Labor unions have long been important political actors, mobilizing voters, shaping their members’ attitudes, and influencing representation and economic inequality. However, little is known regarding unions’ influence on political knowledge. In this paper, I argue that unions increase their members’ political knowledge through two mechanisms: direct information provision and workplace discussion of politics. I use data from recent national election surveys and a matching technique, showing that union members, particularly those with less formal education, who face higher costs in seeking out political information, are significantly more politically knowledgeable than their non-union counterparts and better informed about where political parties and candidates stand on the issues. I conclude by discussing unions’ capacity to reduce knowledge gaps and foster a more politically informed electorate.

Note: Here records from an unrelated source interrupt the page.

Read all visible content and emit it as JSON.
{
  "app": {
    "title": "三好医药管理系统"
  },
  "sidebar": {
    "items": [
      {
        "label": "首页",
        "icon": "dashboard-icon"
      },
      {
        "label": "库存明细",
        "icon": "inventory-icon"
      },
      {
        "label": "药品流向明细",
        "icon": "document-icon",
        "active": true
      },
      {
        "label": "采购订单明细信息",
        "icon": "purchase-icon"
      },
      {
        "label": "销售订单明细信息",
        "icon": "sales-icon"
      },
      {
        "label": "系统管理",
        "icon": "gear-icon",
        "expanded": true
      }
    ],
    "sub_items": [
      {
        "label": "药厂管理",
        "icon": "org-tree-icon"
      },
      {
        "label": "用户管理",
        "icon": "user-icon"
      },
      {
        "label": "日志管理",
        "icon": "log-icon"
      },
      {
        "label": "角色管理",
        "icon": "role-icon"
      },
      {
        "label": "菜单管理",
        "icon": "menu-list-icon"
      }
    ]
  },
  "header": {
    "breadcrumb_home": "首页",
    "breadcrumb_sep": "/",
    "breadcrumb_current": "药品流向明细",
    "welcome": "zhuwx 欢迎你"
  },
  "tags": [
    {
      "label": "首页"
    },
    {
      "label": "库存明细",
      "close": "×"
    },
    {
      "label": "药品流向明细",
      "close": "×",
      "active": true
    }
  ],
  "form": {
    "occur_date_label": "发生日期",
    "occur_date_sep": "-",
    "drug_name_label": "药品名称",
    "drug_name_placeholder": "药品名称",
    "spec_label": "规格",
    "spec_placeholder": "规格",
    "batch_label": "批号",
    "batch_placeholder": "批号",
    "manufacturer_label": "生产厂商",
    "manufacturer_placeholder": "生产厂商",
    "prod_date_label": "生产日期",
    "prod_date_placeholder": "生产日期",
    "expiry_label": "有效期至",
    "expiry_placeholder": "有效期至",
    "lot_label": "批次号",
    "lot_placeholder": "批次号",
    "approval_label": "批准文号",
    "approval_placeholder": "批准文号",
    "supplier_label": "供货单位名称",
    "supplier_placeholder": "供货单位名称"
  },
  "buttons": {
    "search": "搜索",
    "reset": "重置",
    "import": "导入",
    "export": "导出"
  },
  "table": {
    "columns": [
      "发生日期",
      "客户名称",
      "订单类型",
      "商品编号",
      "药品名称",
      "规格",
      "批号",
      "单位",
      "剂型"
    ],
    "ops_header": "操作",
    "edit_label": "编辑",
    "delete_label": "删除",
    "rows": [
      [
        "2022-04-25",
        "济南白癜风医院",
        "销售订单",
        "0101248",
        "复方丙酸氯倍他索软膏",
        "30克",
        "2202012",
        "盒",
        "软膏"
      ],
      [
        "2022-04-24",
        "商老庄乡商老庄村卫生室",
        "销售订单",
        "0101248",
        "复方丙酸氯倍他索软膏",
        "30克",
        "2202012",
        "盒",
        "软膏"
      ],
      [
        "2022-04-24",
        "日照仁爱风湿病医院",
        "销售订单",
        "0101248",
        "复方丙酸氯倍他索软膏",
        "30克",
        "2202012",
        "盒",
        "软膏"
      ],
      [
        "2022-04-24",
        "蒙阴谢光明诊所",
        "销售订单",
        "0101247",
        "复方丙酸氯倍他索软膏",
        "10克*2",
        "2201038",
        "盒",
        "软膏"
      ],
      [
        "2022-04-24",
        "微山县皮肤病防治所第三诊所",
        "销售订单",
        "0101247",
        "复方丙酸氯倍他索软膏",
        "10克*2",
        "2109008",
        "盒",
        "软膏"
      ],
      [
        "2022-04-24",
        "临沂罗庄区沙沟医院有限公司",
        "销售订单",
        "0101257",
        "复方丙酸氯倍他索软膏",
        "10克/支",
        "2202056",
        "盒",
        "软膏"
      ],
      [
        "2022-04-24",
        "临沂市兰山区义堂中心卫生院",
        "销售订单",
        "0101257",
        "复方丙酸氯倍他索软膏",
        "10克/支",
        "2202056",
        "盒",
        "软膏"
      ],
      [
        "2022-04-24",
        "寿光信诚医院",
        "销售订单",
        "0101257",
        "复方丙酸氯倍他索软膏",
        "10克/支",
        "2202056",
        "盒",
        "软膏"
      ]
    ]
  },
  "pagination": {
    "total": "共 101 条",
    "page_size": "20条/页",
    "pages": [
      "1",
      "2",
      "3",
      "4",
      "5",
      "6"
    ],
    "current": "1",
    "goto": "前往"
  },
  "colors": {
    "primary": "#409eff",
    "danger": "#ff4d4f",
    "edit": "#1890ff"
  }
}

Macdonald, D. (2021). How Labor Unions Increase Political Knowledge: Evidence from the United States. Political Behavior, 43(1). https://doi.org/10.1007/s11109-019-09548-7